The largest retailer of diamonds has joined a blockchain diamond tracking scheme which plans to use blockchain technology to follow the precious stones across the supply line.
Announced on Thursday, Signet Jewellers, which with over 25,000 employees and a multi-billion dollar turnover is the biggest diamond merchant in the world, will become the first retailer to join Tracr, an end-to-end diamond tracker.
Developed by the diamond mining and trading company, the De Beers Group, the Tracr pilot program will use digital links to track diamonds from the mining to sales phase.
This Global Diamond ID includes information specific to the stone, such as clarity, color, and carat as well as images that can be used for physical authentication.
According to the De Beers website, this will enable suppliers and end consumers know the origins of the diamonds as well as to ensure that they do not originate from conflict zones or areas of exploitation.
“Responsible sourcing of diamonds has always been an integral part of Signet’s corporate ethos, and this will be further strengthened through our cooperation with Tracr”, said the CEO of Signet Jewelers, Virginia C. Drosos.
“We are joining the Tracr pilot because we believe the project not only has strong potential to facilitate increased transparency and confidence within the industry, but it can also foster much-needed digital transformation.”
“Tracr is focused on bringing the benefits of blockchain technology to the full diamond value chain – providing consumers with confidence, the trade with increased efficiency and lower costs, and lenders to the industry with greater visibility,” said Bruce Cleaver, the CEO of the De Beers Group.
The presence of blockchain technology in logistics and the supply chain is rapidly growing.
VeChain (VEN) for example, are using Distributed Ledger Technology (DLT) to track and authenticate goods across the supply chain.
Over the past year, the Singapore-based developer has signed a significant number of partnerships and MOUs with the likes of BMW, PwC, and BrightFoods, China’s second food production and distribution company.
Similarly, the American supermarket Walmart has also implemented blockchain technology, developed by IBM, to track food across the supply chain with hopes it will enable a reduction in waste and contamination.
Domiciled in Bermuda, an island which is trying hard to turn itself into a safe-haven for blockchain companies, Signet Jewelers has major operations both in North America and in Europe under the brands Kay, Zales, and Jared.
The new adoption of blockchain will also be a welcome distraction for Signet, which has been marred by allegations of systemic abuse.
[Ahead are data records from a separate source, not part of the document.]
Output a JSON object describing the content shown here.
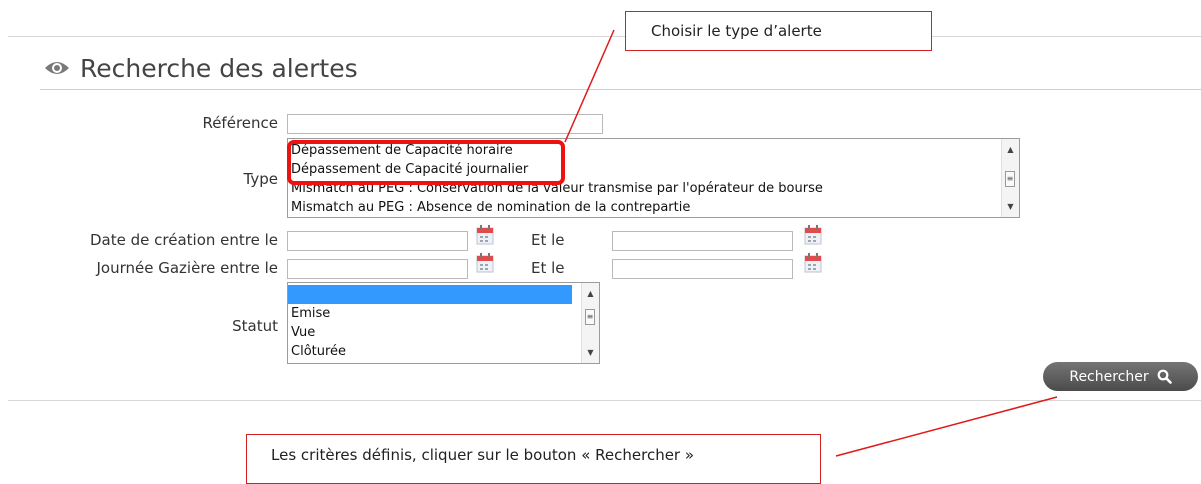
{
  "panel": {
    "title": "Recherche des alertes"
  },
  "form": {
    "reference": {
      "label": "Référence",
      "value": ""
    },
    "type": {
      "label": "Type",
      "options": [
        "Dépassement de Capacité horaire",
        "Dépassement de Capacité journalier",
        "Mismatch au PEG : Conservation de la valeur transmise par l'opérateur de bourse",
        "Mismatch au PEG : Absence de nomination de la contrepartie"
      ]
    },
    "date_creation": {
      "label": "Date de création entre le",
      "and_label": "Et le",
      "from": "",
      "to": ""
    },
    "journee_gaziere": {
      "label": "Journée Gazière entre le",
      "and_label": "Et le",
      "from": "",
      "to": ""
    },
    "statut": {
      "label": "Statut",
      "options": [
        "",
        "Emise",
        "Vue",
        "Clôturée"
      ],
      "selected_index": 0
    },
    "search_button": "Rechercher"
  },
  "annotations": {
    "callout_top": "Choisir le type d’alerte",
    "callout_bottom": "Les critères définis, cliquer sur le bouton « Rechercher »"
  },
  "colors": {
    "annotation_red": "#e01a1a",
    "selection_blue": "#3399ff",
    "button_gray": "#5a5a5a"
  }
}
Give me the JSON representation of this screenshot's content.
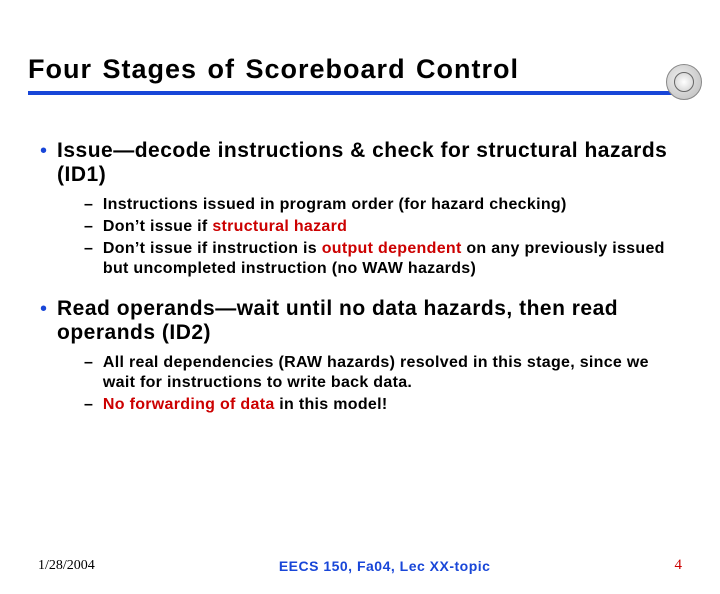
{
  "title": "Four Stages of Scoreboard Control",
  "bullets": [
    {
      "text": "Issue—decode instructions & check for structural hazards (ID1)",
      "subs": [
        {
          "plain": "Instructions issued in program order (for hazard checking)"
        },
        {
          "pre": "Don’t issue if ",
          "red": "structural hazard",
          "post": ""
        },
        {
          "pre": "Don’t issue if instruction is ",
          "red": "output dependent",
          "post": " on any previously issued but uncompleted instruction (no WAW hazards)"
        }
      ]
    },
    {
      "text": "Read operands—wait until no data hazards, then read operands (ID2)",
      "subs": [
        {
          "plain": " All real dependencies (RAW hazards) resolved in this stage, since we wait for instructions to write back data."
        },
        {
          "pre": "",
          "red": "No forwarding of data",
          "post": " in this model!"
        }
      ]
    }
  ],
  "footer": {
    "date": "1/28/2004",
    "center": "EECS 150, Fa04, Lec XX-topic",
    "page": "4"
  }
}
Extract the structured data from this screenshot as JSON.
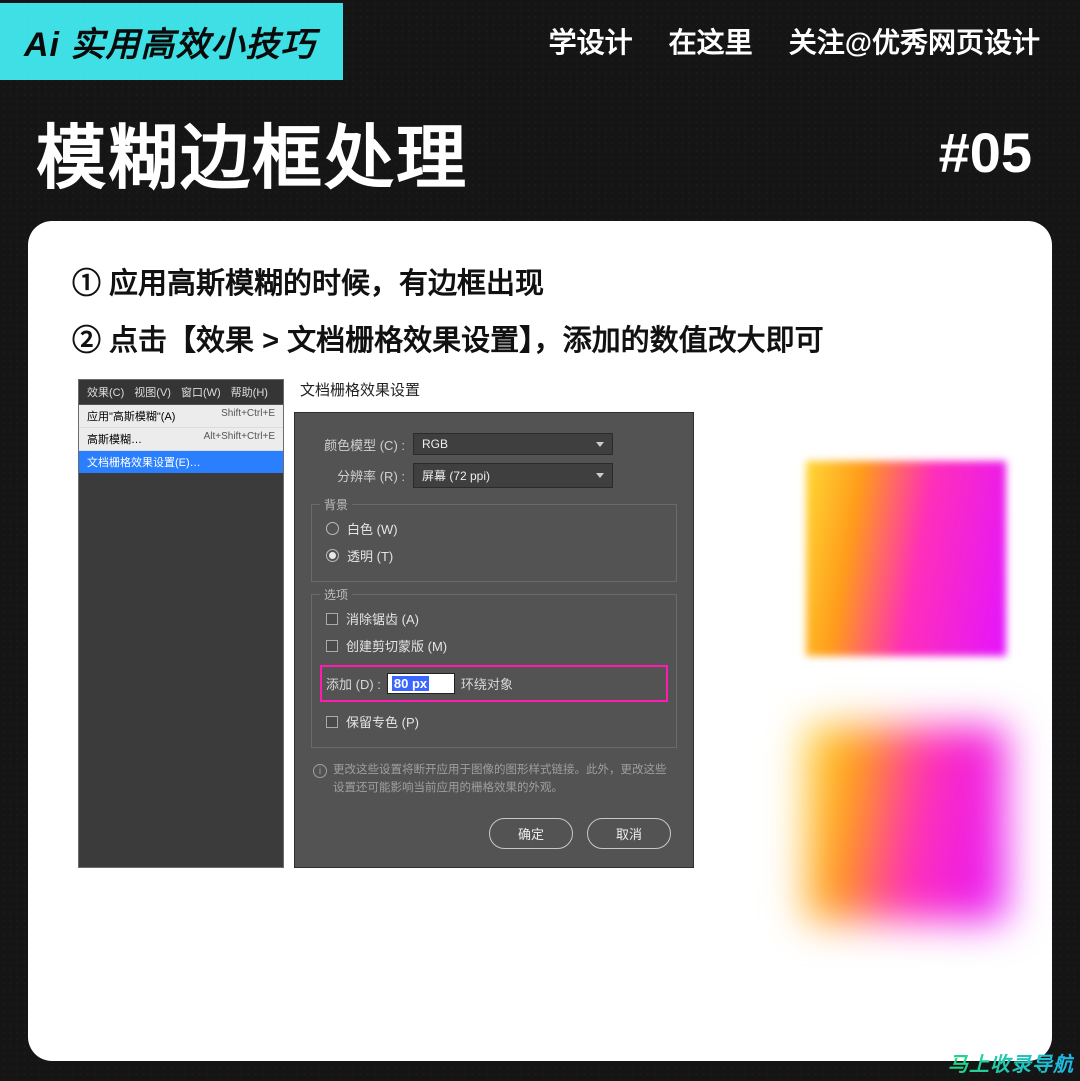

Last year, Signet’s previous CEO, Mark Light, faced accusations by female employees of sexual misconduct and promoting women based on how they responded to his sexual demands – a class action lawsuit is ongoing. Light retired last year for ‘health reasons’ according to the Washington Post.
Expected to launch later this year, De Beers successfully tested Tracr earlier this month when it tracked 100 diamonds from the mining process to the cutter and polishing section, before being shipped to the jeweler for sale.